While eliminating the clean water protections would make life easier for mosquito sprayers in some respects, environmental advocates say the restrictions on spraying are entirely irrelevant to a potential Zika outbreak for several reasons. First among them is that if one particular pesticide has polluted a certain lake or stream, there are other options, said Mae Wu, a policy expert with the Natural Resources Defense Council.... On top of that, the clean water regulations apply only to areas larger than 6,400 acres. And if there is an outbreak, the rules specify that mosquito control authorities can act immediately, and get any needed permits after the fact.
Sen. Marco Rubio (R-Fla.) may be among the Senate's most far-right members, but when it comes to a federal response to the Zika virus threat, the Florida Republican finds himself in strong agreement with President Obama and his administration. Rubio yesterday condemned the inadequacies of the House GOP's Zika bill and pleaded with lawmakers to start taking the matter seriously.
"I urge the American people to make next week a tough one on those who are home from Congress," Rubio said, referring to the latest in a series of breaks congressional Republicans have scheduled for themselves.

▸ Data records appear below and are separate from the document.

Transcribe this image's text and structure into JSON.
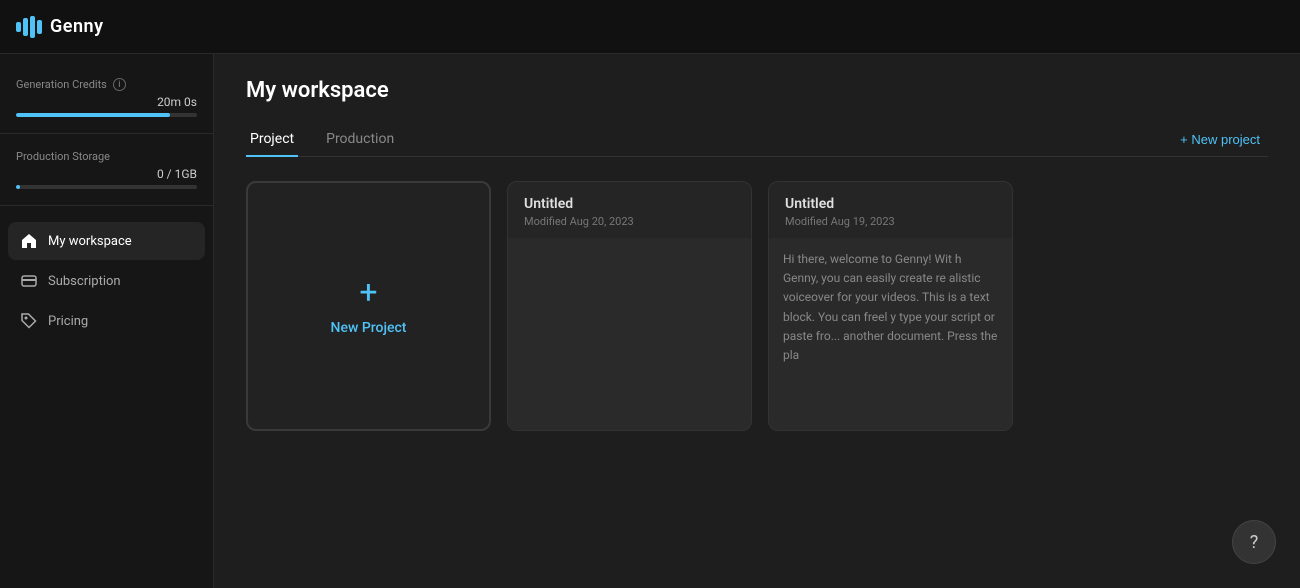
{
  "topbar": {
    "logo_text": "Genny",
    "logo_symbol": "≋"
  },
  "sidebar": {
    "credits_label": "Generation Credits",
    "credits_value": "20m 0s",
    "credits_progress_pct": 85,
    "storage_label": "Production Storage",
    "storage_value": "0 / 1GB",
    "storage_progress_pct": 2,
    "nav_items": [
      {
        "id": "my-workspace",
        "label": "My workspace",
        "icon": "home",
        "active": true
      },
      {
        "id": "subscription",
        "label": "Subscription",
        "icon": "card",
        "active": false
      },
      {
        "id": "pricing",
        "label": "Pricing",
        "icon": "tag",
        "active": false
      }
    ]
  },
  "content": {
    "title": "My workspace",
    "tabs": [
      {
        "id": "project",
        "label": "Project",
        "active": true
      },
      {
        "id": "production",
        "label": "Production",
        "active": false
      }
    ],
    "new_project_label": "+ New project",
    "new_card": {
      "plus": "+",
      "label": "New Project"
    },
    "cards": [
      {
        "title": "Untitled",
        "date": "Modified Aug 20, 2023",
        "preview": ""
      },
      {
        "title": "Untitled",
        "date": "Modified Aug 19, 2023",
        "preview": "Hi there, welcome to Genny! Wit h Genny, you can easily create re alistic voiceover for your videos. This is a text block. You can freel y type your script or paste fro... another document. Press the pla"
      }
    ]
  },
  "help": {
    "label": "?"
  }
}
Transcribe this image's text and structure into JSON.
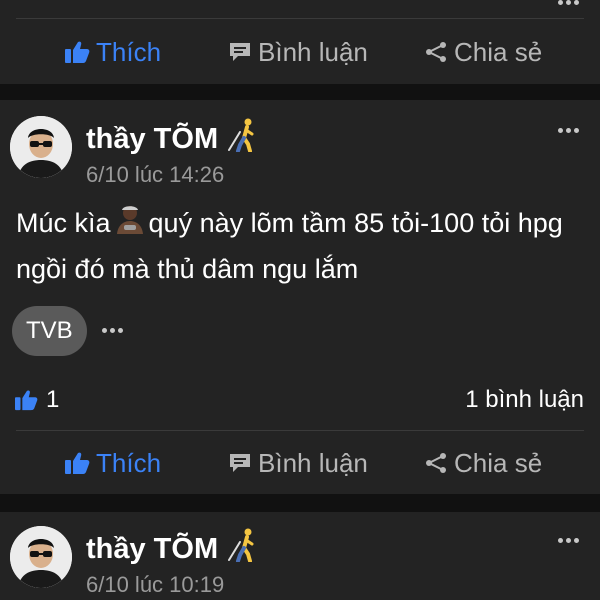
{
  "actions": {
    "like": "Thích",
    "comment": "Bình luận",
    "share": "Chia sẻ"
  },
  "post1": {
    "author": "thầy TÕM",
    "time": "6/10 lúc 14:26",
    "text_part1": "Múc kìa",
    "text_part2": "quý này lõm tầm 85 tỏi-100 tỏi hpg ngồi đó mà thủ dâm ngu lắm",
    "tag": "TVB",
    "like_count": "1",
    "comment_count": "1 bình luận"
  },
  "post2": {
    "author": "thầy TÕM",
    "time": "6/10 lúc 10:19"
  },
  "colors": {
    "accent": "#3b82f6",
    "card": "#232323",
    "background": "#111111"
  },
  "icons": [
    "like-icon",
    "comment-icon",
    "share-icon",
    "more-icon",
    "person-walking-icon",
    "emoji-man-icon"
  ]
}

But given what's unfolding on the other side of Capitol Hill, the senator may want to have a chat with the Speaker of the House.
Yesterday afternoon, Speaker Paul Ryan (R-Wis.) published a Twitter message asking people to retweet a message: "Mosquitoes carrying Zika must be killed." It included a link to a press statement from the Speaker's office featuring Ryan's new plan to address the public-health threat: weakening EPA regulations of pesticides.
It was at this point that the House Republicans' response to the Zika threat made the transition from reckless to offensive. The Huffington Post highlighted the most glaring problem with the GOP's plan:
The New York Times added that exceptions to EPA regulations "already exist for emergency situations like fighting Zika."
Making matters slightly worse, Paul Ryan's statement said policymakers should heed the recommendations of the Center for Disease Control -- which might make more sense if Paul Ryan weren't ignoring the CDC's pleas to Congress to pass the Obama administration's Zika response plan.
Keep in mind, as we discussed last week, the White House has been waiting since February for Congress to act on a $1.9 billion Zika bill, which House Republicans have refused to consider for reasons they have not explained. Instead, GOP House members have passed a bill that's one-third the size and redirects money currently being used to combat the Ebola virus.
Or put another way, the House Republican majority, eager to prove how little it cares about the public-health threat, doesn't want to make necessary investments, but does want to undermine environmental safeguards.
Dr. Thomas Frieden, the director of the CDC, told the New York Times yesterday, "This is no way to fight an epidemic. Three months is an eternity for control of an outbreak. There is a narrow window of opportunity here and it's closing. Every day that passes makes it harder to stop Zika."
Under the current GOP plan, it may be "well into the summer, or even longer" before Congress approves an inadequate final bill to address the Zika virus.
Ironically, in February, Senate Majority Leader Mitch McConnell (R-Ky.) declared, "We need to get out in front of the Zika virus." It'd be hilarious if the public-health threat weren't so serious.